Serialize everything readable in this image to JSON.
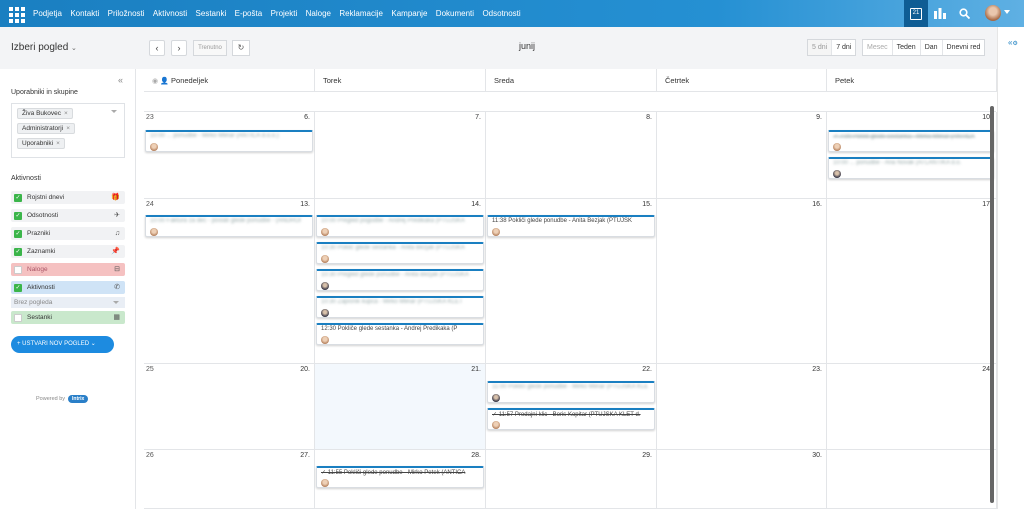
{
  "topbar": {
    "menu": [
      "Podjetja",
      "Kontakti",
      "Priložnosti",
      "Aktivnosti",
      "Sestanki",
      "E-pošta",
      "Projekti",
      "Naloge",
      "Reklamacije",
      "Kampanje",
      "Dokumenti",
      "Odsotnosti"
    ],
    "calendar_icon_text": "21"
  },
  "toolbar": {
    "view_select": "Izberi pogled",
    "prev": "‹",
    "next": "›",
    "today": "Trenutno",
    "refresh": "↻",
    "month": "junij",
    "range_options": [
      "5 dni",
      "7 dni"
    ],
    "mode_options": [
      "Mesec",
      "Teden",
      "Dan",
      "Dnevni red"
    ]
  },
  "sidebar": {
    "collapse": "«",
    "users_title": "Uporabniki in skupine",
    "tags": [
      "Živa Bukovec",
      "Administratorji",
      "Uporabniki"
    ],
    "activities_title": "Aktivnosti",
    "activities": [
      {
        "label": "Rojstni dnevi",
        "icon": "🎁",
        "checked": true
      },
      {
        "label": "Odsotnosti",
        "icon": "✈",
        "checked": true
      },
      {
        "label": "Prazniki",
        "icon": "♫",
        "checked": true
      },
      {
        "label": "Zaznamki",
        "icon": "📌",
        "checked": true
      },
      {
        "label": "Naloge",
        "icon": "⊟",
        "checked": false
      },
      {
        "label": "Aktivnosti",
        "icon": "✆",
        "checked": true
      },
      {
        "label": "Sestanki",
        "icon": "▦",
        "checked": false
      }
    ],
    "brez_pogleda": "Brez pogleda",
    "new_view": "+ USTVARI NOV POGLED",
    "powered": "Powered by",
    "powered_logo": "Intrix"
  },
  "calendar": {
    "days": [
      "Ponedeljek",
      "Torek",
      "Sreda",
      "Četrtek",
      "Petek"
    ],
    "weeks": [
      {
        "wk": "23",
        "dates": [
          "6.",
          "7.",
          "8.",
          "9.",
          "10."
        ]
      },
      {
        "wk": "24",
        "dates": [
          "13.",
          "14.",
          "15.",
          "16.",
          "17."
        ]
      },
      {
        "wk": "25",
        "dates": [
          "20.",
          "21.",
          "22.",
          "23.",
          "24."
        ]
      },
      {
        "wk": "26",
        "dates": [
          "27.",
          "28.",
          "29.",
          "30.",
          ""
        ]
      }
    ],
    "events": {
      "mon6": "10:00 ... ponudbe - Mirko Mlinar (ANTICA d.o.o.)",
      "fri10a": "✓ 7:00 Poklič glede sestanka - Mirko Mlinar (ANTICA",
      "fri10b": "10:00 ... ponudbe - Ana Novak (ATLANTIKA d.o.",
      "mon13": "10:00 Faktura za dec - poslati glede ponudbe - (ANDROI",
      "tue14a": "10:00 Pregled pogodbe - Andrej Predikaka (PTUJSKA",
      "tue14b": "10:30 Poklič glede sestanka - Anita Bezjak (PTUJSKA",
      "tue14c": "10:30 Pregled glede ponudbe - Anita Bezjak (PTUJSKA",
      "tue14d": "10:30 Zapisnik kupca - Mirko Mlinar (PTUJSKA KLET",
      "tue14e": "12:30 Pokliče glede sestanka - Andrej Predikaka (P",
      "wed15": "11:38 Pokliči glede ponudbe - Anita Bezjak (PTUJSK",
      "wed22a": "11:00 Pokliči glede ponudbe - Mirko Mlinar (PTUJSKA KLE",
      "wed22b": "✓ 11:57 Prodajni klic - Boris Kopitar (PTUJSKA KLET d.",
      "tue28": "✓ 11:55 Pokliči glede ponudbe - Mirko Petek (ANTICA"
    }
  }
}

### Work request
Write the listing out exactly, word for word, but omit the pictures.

### Answer to this problem
Serialize everything readable in this image to JSON.
{
  "topbar": {
    "menu": [
      "Podjetja",
      "Kontakti",
      "Priložnosti",
      "Aktivnosti",
      "Sestanki",
      "E-pošta",
      "Projekti",
      "Naloge",
      "Reklamacije",
      "Kampanje",
      "Dokumenti",
      "Odsotnosti"
    ],
    "calendar_icon_text": "21"
  },
  "toolbar": {
    "view_select": "Izberi pogled",
    "prev": "‹",
    "next": "›",
    "today": "Trenutno",
    "refresh": "↻",
    "month": "junij",
    "range_options": [
      "5 dni",
      "7 dni"
    ],
    "mode_options": [
      "Mesec",
      "Teden",
      "Dan",
      "Dnevni red"
    ]
  },
  "sidebar": {
    "collapse": "«",
    "users_title": "Uporabniki in skupine",
    "tags": [
      "Živa Bukovec",
      "Administratorji",
      "Uporabniki"
    ],
    "activities_title": "Aktivnosti",
    "activities": [
      {
        "label": "Rojstni dnevi",
        "icon": "🎁",
        "checked": true
      },
      {
        "label": "Odsotnosti",
        "icon": "✈",
        "checked": true
      },
      {
        "label": "Prazniki",
        "icon": "♫",
        "checked": true
      },
      {
        "label": "Zaznamki",
        "icon": "📌",
        "checked": true
      },
      {
        "label": "Naloge",
        "icon": "⊟",
        "checked": false
      },
      {
        "label": "Aktivnosti",
        "icon": "✆",
        "checked": true
      },
      {
        "label": "Sestanki",
        "icon": "▦",
        "checked": false
      }
    ],
    "brez_pogleda": "Brez pogleda",
    "new_view": "+ USTVARI NOV POGLED",
    "powered": "Powered by",
    "powered_logo": "Intrix"
  },
  "calendar": {
    "days": [
      "Ponedeljek",
      "Torek",
      "Sreda",
      "Četrtek",
      "Petek"
    ],
    "weeks": [
      {
        "wk": "23",
        "dates": [
          "6.",
          "7.",
          "8.",
          "9.",
          "10."
        ]
      },
      {
        "wk": "24",
        "dates": [
          "13.",
          "14.",
          "15.",
          "16.",
          "17."
        ]
      },
      {
        "wk": "25",
        "dates": [
          "20.",
          "21.",
          "22.",
          "23.",
          "24."
        ]
      },
      {
        "wk": "26",
        "dates": [
          "27.",
          "28.",
          "29.",
          "30.",
          ""
        ]
      }
    ],
    "events": {
      "mon6": "10:00 ... ponudbe - Mirko Mlinar (ANTICA d.o.o.)",
      "fri10a": "✓ 7:00 Poklič glede sestanka - Mirko Mlinar (ANTICA",
      "fri10b": "10:00 ... ponudbe - Ana Novak (ATLANTIKA d.o.",
      "mon13": "10:00 Faktura za dec - poslati glede ponudbe - (ANDROI",
      "tue14a": "10:00 Pregled pogodbe - Andrej Predikaka (PTUJSKA",
      "tue14b": "10:30 Poklič glede sestanka - Anita Bezjak (PTUJSKA",
      "tue14c": "10:30 Pregled glede ponudbe - Anita Bezjak (PTUJSKA",
      "tue14d": "10:30 Zapisnik kupca - Mirko Mlinar (PTUJSKA KLET",
      "tue14e": "12:30 Pokliče glede sestanka - Andrej Predikaka (P",
      "wed15": "11:38 Pokliči glede ponudbe - Anita Bezjak (PTUJSK",
      "wed22a": "11:00 Pokliči glede ponudbe - Mirko Mlinar (PTUJSKA KLE",
      "wed22b": "✓ 11:57 Prodajni klic - Boris Kopitar (PTUJSKA KLET d.",
      "tue28": "✓ 11:55 Pokliči glede ponudbe - Mirko Petek (ANTICA"
    }
  }
}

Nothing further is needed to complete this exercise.